App and web page records
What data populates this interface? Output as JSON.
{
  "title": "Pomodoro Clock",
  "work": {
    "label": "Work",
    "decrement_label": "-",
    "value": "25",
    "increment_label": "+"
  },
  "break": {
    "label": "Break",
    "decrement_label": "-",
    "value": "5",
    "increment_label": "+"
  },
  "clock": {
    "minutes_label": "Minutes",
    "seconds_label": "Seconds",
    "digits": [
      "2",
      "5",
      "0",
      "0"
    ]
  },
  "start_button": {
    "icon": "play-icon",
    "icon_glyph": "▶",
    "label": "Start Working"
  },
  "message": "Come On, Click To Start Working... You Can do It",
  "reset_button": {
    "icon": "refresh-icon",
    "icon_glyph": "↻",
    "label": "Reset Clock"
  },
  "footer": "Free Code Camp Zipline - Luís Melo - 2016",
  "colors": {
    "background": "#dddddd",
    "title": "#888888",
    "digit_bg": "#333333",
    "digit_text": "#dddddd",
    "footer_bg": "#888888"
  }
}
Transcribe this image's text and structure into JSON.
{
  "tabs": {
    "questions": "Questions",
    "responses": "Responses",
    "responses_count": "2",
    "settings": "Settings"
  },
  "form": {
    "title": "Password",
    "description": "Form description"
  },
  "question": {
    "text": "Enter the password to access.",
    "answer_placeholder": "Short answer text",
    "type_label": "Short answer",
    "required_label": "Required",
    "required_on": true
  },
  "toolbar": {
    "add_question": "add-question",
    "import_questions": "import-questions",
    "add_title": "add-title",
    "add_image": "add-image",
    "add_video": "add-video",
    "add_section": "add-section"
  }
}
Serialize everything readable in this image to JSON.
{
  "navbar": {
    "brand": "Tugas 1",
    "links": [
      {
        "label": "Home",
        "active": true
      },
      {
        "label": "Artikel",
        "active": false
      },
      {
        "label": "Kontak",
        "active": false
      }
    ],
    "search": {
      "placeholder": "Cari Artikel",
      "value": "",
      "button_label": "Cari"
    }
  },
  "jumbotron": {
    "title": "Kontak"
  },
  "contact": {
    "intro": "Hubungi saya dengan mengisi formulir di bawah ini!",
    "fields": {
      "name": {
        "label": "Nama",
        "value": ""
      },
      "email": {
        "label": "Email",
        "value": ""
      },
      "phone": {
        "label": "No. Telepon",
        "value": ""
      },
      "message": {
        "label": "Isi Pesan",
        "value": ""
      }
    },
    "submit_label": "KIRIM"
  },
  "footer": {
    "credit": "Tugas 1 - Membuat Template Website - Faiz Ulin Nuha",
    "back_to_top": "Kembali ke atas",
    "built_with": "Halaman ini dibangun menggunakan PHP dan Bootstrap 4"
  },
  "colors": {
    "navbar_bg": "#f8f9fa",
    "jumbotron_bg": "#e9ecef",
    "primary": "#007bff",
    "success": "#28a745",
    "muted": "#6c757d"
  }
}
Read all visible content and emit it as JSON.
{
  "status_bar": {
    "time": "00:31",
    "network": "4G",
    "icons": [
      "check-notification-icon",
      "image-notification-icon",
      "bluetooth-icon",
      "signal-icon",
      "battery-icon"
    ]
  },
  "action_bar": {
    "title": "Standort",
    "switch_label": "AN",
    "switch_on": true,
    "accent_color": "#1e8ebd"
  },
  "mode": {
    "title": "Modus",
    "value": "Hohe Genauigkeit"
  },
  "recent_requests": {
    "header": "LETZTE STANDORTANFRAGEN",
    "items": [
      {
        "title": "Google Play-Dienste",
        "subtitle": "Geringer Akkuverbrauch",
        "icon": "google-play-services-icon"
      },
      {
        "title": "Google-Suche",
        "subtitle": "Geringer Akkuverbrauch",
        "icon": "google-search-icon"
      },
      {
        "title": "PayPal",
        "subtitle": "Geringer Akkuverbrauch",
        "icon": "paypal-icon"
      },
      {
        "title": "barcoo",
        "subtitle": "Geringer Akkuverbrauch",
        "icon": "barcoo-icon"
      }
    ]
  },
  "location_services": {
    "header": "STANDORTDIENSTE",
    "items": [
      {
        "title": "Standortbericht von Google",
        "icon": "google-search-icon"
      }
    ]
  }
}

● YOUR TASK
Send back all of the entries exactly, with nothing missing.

● EXERCISE ANSWER
What data populates this interface? Output as JSON.
{
  "title": "Pomodoro Clock",
  "work": {
    "label": "Work",
    "decrement_label": "-",
    "value": "25",
    "increment_label": "+"
  },
  "break": {
    "label": "Break",
    "decrement_label": "-",
    "value": "5",
    "increment_label": "+"
  },
  "clock": {
    "minutes_label": "Minutes",
    "seconds_label": "Seconds",
    "digits": [
      "2",
      "5",
      "0",
      "0"
    ]
  },
  "start_button": {
    "icon": "play-icon",
    "icon_glyph": "▶",
    "label": "Start Working"
  },
  "message": "Come On, Click To Start Working... You Can do It",
  "reset_button": {
    "icon": "refresh-icon",
    "icon_glyph": "↻",
    "label": "Reset Clock"
  },
  "footer": "Free Code Camp Zipline - Luís Melo - 2016",
  "colors": {
    "background": "#dddddd",
    "title": "#888888",
    "digit_bg": "#333333",
    "digit_text": "#dddddd",
    "footer_bg": "#888888"
  }
}
Transcribe this image's text and structure into JSON.
{
  "tabs": {
    "questions": "Questions",
    "responses": "Responses",
    "responses_count": "2",
    "settings": "Settings"
  },
  "form": {
    "title": "Password",
    "description": "Form description"
  },
  "question": {
    "text": "Enter the password to access.",
    "answer_placeholder": "Short answer text",
    "type_label": "Short answer",
    "required_label": "Required",
    "required_on": true
  },
  "toolbar": {
    "add_question": "add-question",
    "import_questions": "import-questions",
    "add_title": "add-title",
    "add_image": "add-image",
    "add_video": "add-video",
    "add_section": "add-section"
  }
}
Serialize everything readable in this image to JSON.
{
  "navbar": {
    "brand": "Tugas 1",
    "links": [
      {
        "label": "Home",
        "active": true
      },
      {
        "label": "Artikel",
        "active": false
      },
      {
        "label": "Kontak",
        "active": false
      }
    ],
    "search": {
      "placeholder": "Cari Artikel",
      "value": "",
      "button_label": "Cari"
    }
  },
  "jumbotron": {
    "title": "Kontak"
  },
  "contact": {
    "intro": "Hubungi saya dengan mengisi formulir di bawah ini!",
    "fields": {
      "name": {
        "label": "Nama",
        "value": ""
      },
      "email": {
        "label": "Email",
        "value": ""
      },
      "phone": {
        "label": "No. Telepon",
        "value": ""
      },
      "message": {
        "label": "Isi Pesan",
        "value": ""
      }
    },
    "submit_label": "KIRIM"
  },
  "footer": {
    "credit": "Tugas 1 - Membuat Template Website - Faiz Ulin Nuha",
    "back_to_top": "Kembali ke atas",
    "built_with": "Halaman ini dibangun menggunakan PHP dan Bootstrap 4"
  },
  "colors": {
    "navbar_bg": "#f8f9fa",
    "jumbotron_bg": "#e9ecef",
    "primary": "#007bff",
    "success": "#28a745",
    "muted": "#6c757d"
  }
}
Read all visible content and emit it as JSON.
{
  "status_bar": {
    "time": "00:31",
    "network": "4G",
    "icons": [
      "check-notification-icon",
      "image-notification-icon",
      "bluetooth-icon",
      "signal-icon",
      "battery-icon"
    ]
  },
  "action_bar": {
    "title": "Standort",
    "switch_label": "AN",
    "switch_on": true,
    "accent_color": "#1e8ebd"
  },
  "mode": {
    "title": "Modus",
    "value": "Hohe Genauigkeit"
  },
  "recent_requests": {
    "header": "LETZTE STANDORTANFRAGEN",
    "items": [
      {
        "title": "Google Play-Dienste",
        "subtitle": "Geringer Akkuverbrauch",
        "icon": "google-play-services-icon"
      },
      {
        "title": "Google-Suche",
        "subtitle": "Geringer Akkuverbrauch",
        "icon": "google-search-icon"
      },
      {
        "title": "PayPal",
        "subtitle": "Geringer Akkuverbrauch",
        "icon": "paypal-icon"
      },
      {
        "title": "barcoo",
        "subtitle": "Geringer Akkuverbrauch",
        "icon": "barcoo-icon"
      }
    ]
  },
  "location_services": {
    "header": "STANDORTDIENSTE",
    "items": [
      {
        "title": "Standortbericht von Google",
        "icon": "google-search-icon"
      }
    ]
  }
}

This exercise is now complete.